By Roy Hattersley
Passionate, affectionate and indefatigably curious, In Search of England makes a journey around the English countryside and character. England is the most various of countries; within its borders, life changes mile on mile. Roy Hattersley celebrates crumbling churches and serene Victorian architecture, magnificent hills and wind-whipped coast, our music, theatre and local customs, and, above all, the quirky good humour and resilience of England's denizens. In Search of England is an unapologetic love story, a paean of praise for all the fascinating variety and flavour of England's places and people.
By Stephen Smith
For Stephen Smith, author of UNDERGROUND LONDON, beneath the dales and downs of England's green and pleasant land there exists another country, its equal in beauty and fascination. On his underworld odyssey from Newcastle to Brighton, from the Welsh Marches to the Suffolk coast, Smith uncovers smugglers' tunnels and drowned cities, burial mounds and underground waterfalls, and investigates the errant nuns and secret societies, the eighteenth-century rakes and troglodyte communities who have made the netherworld their home. Erudite, curious and unfailingly entertaining, UNDERGROUND ENGLAND is at once subterranean ghost train, rollercoaster ride, and passport to a mysterious other world.
And Did Those Feet
By Charlie Connelly
The landscape of the British Isles is filled with history, much of which we miss as it flashes past the car window. Do we even realise that we're following the same path as the Tolpuddle Martyrs, or that we're driving past the exact spot where King Harold was killed, shot through the eye with an arrow? As a lover of both history and the British countryside, Charlie Connelly decided to rectify this, and set out on a series of walks that recreate famous historical journeys. En route he retells the story of the original trip while discovering who and what now inhabit these iconic routes. Walking in England, Scotland, Ireland and Wales, Charlie journeys alongside Boudicca's ghost in Norfolk, relives Bonnie Prince Charlie's flight to Skye disguised as Flora MacDonald's maid and takes the same 32-mile round trip as the starving Louisburgh famine walkers. He suffers broken toes, becomes trapped in the Scottish Parliament and encounters dead poets and a surprisingly high number of mad old women in woolly hats. Told with Charlie's customary charm and wit, And Did Those Feet will reveal the historical secrets hidden in the much-loved coastal, country and urban landscapes of Britain.

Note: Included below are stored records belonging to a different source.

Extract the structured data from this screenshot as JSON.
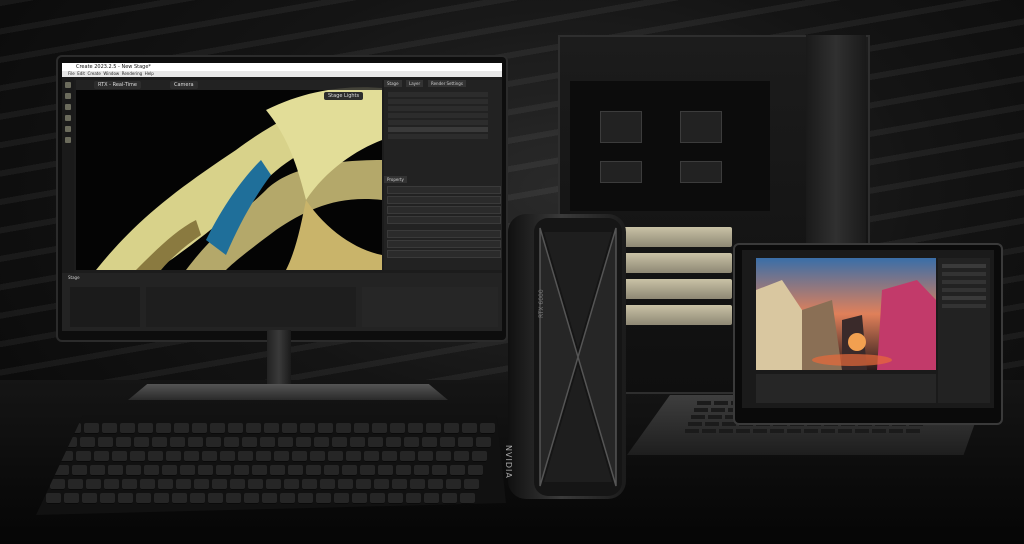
{
  "monitor": {
    "window_title": "Create 2023.2.5 - New Stage*",
    "menu": [
      "File",
      "Edit",
      "Create",
      "Window",
      "Rendering",
      "Help"
    ],
    "viewport_tabs": [
      "RTX - Real-Time",
      "Camera"
    ],
    "stage_lights_label": "Stage Lights",
    "panel_tabs": [
      "Stage",
      "Layer",
      "Render Settings"
    ],
    "property_tab": "Property",
    "stage_label": "Stage"
  },
  "gpu": {
    "brand_label": "NVIDIA",
    "model_label": "RTX 6000"
  },
  "colors": {
    "background": "#0b0b0b",
    "accent_fabric": "#d8d28a",
    "accent_blue": "#1f6f9a",
    "sunset": "#e86a3a"
  }
}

By Will Randall
House-sitting in Boston one winter, Will Randall picks up with one of his more disreputable travel buddies, Jack J. Makepeace, and life gets a great deal more exciting.Makepeace introduces Randall to his current employers, Chestnut Investigations, and soon Will finds himself appointed apprentice Private Investigator. He tails mongrels and errant husbands, attends a seminar on Blood Spatter and is recruited in a lapdancing club by an anti-government go-go girl. Then emotional stakes are suddenly raised when Will Randall, unlikely Limey Gumshoe, finds himself investigating the disappearance of a sixteen-year-old girl from her affluent home, and fighting to save a vulnerable boy from the housing projects from a miscarriage of justice.With his latest adventures in Limey Gumshoe, Will Randall gives us an often hilarious, sometimes scary, eye-opening perspective on the bizarre world of private investigation.
A Corkscrew Is Most Useful
By Nicholas Murray
In the early 19th century there was a huge surge forward in travel of all kinds. Queen Victoria's accession in 1837 came barely a year after John Murray's first guidebook was published. Then in 1838 Bradshaw's famous portable railway timetable appeared. In 1841 Thomas Cook, the world's first travel agent, organised its first tour (from London to Leicester and back by train). The age of mass tourism had arrived. Side by side with it another phenomenom began to develop: exploration to wilder shores and uncharted lands. This is the focus of Nicholas Murray's fascinating book which draws upon the extraordinary stories of Livingstone's journey across Africa; Burton and Speke reaching Lake Tanganyika; John Stuart crossing Australia from south to north; Livingstone reaching the Zambezi; Richard Burton's travels across Arabia, and countless others' extraordinary and brave expeditions.